__WHAT IS NEEDED__
Pull out each line of the data that includes the word "icon".

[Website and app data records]

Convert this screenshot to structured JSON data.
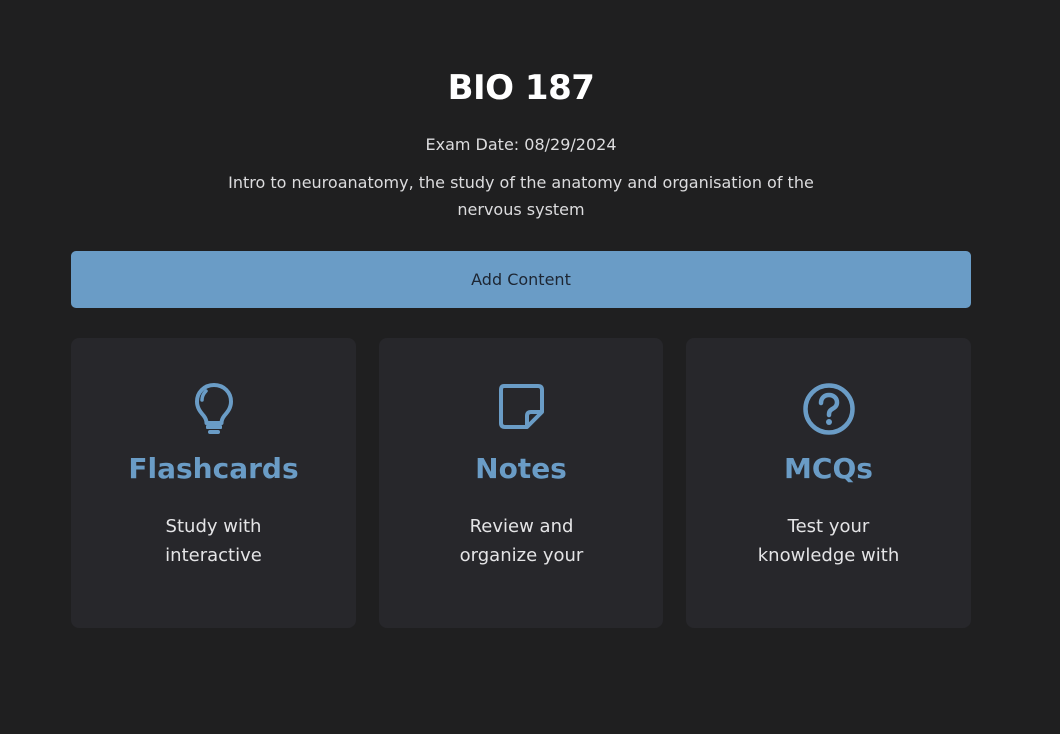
{
  "course": {
    "title": "BIO 187",
    "exam_date": "Exam Date: 08/29/2024",
    "description": "Intro to neuroanatomy, the study of the anatomy and organisation of the nervous system"
  },
  "actions": {
    "add_content_label": "Add Content"
  },
  "cards": [
    {
      "title": "Flashcards",
      "description_line1": "Study with",
      "description_line2": "interactive",
      "icon": "lightbulb-icon"
    },
    {
      "title": "Notes",
      "description_line1": "Review and",
      "description_line2": "organize your",
      "icon": "note-icon"
    },
    {
      "title": "MCQs",
      "description_line1": "Test your",
      "description_line2": "knowledge with",
      "icon": "question-circle-icon"
    }
  ],
  "colors": {
    "background": "#1f1f20",
    "card_background": "#27272b",
    "accent": "#6a9cc6",
    "button_text": "#1d2633",
    "title": "#ffffff"
  }
}
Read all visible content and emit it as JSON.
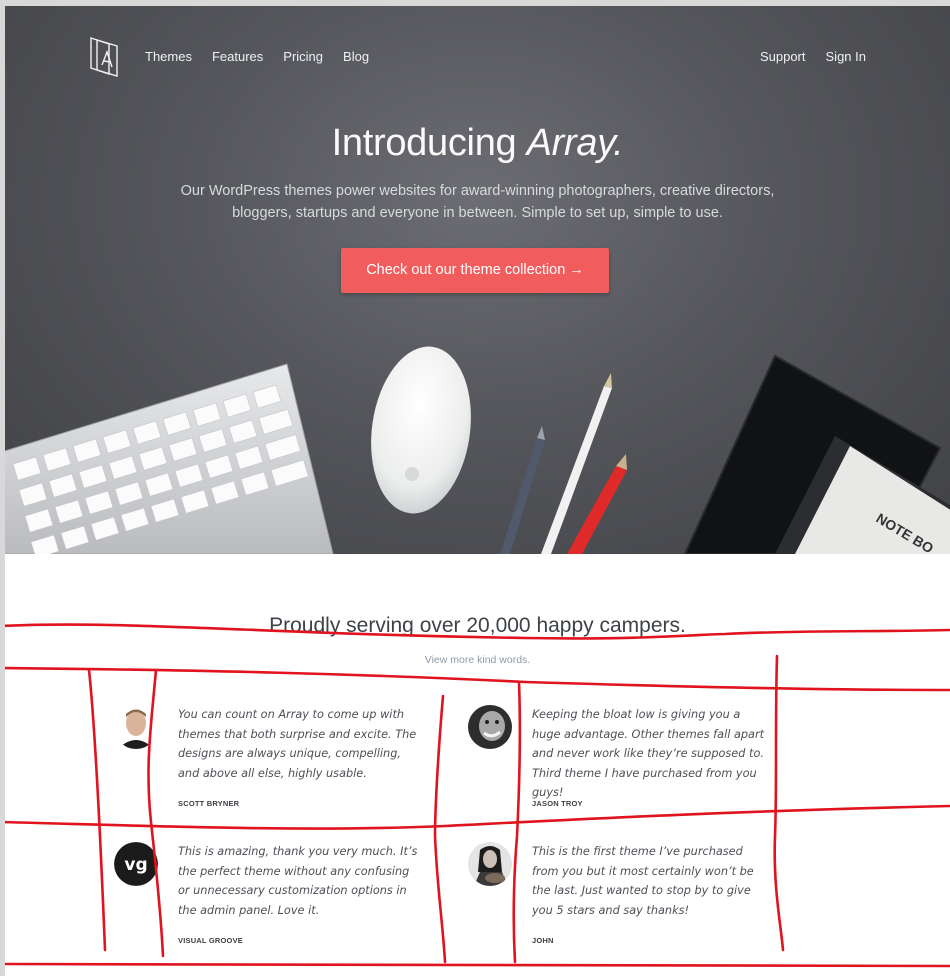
{
  "nav": {
    "links": [
      "Themes",
      "Features",
      "Pricing",
      "Blog"
    ],
    "right": [
      "Support",
      "Sign In"
    ]
  },
  "hero": {
    "title_main": "Introducing ",
    "title_em": "Array.",
    "subtitle": "Our WordPress themes power websites for award-winning photographers, creative directors, bloggers, startups and everyone in between. Simple to set up, simple to use.",
    "cta": "Check out our theme collection →",
    "notebook_label": "NOTE BO"
  },
  "testimonials": {
    "title": "Proudly serving over 20,000 happy campers.",
    "view_more": "View more kind words.",
    "items": [
      {
        "quote": "You can count on Array to come up with themes that both surprise and excite. The designs are always unique, compelling, and above all else, highly usable.",
        "author": "SCOTT BRYNER"
      },
      {
        "quote": "Keeping the bloat low is giving you a huge advantage. Other themes fall apart and never work like they’re supposed to. Third theme I have purchased from you guys!",
        "author": "JASON TROY"
      },
      {
        "quote": "This is amazing, thank you very much. It’s the perfect theme without any confusing or unnecessary customization options in the admin panel. Love it.",
        "author": "VISUAL GROOVE",
        "avatar_text": "vg"
      },
      {
        "quote": "This is the first theme I’ve purchased from you but it most certainly won’t be the last. Just wanted to stop by to give you 5 stars and say thanks!",
        "author": "JOHN"
      }
    ]
  },
  "colors": {
    "cta": "#f15d5d",
    "annotation": "#e0141e",
    "hero_bg": "#55565b"
  }
}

__SOLUTION TO THIS PROBLEM__
      "icon": "lightbulb-icon"
      "icon": "note-icon"
      "icon": "question-circle-icon"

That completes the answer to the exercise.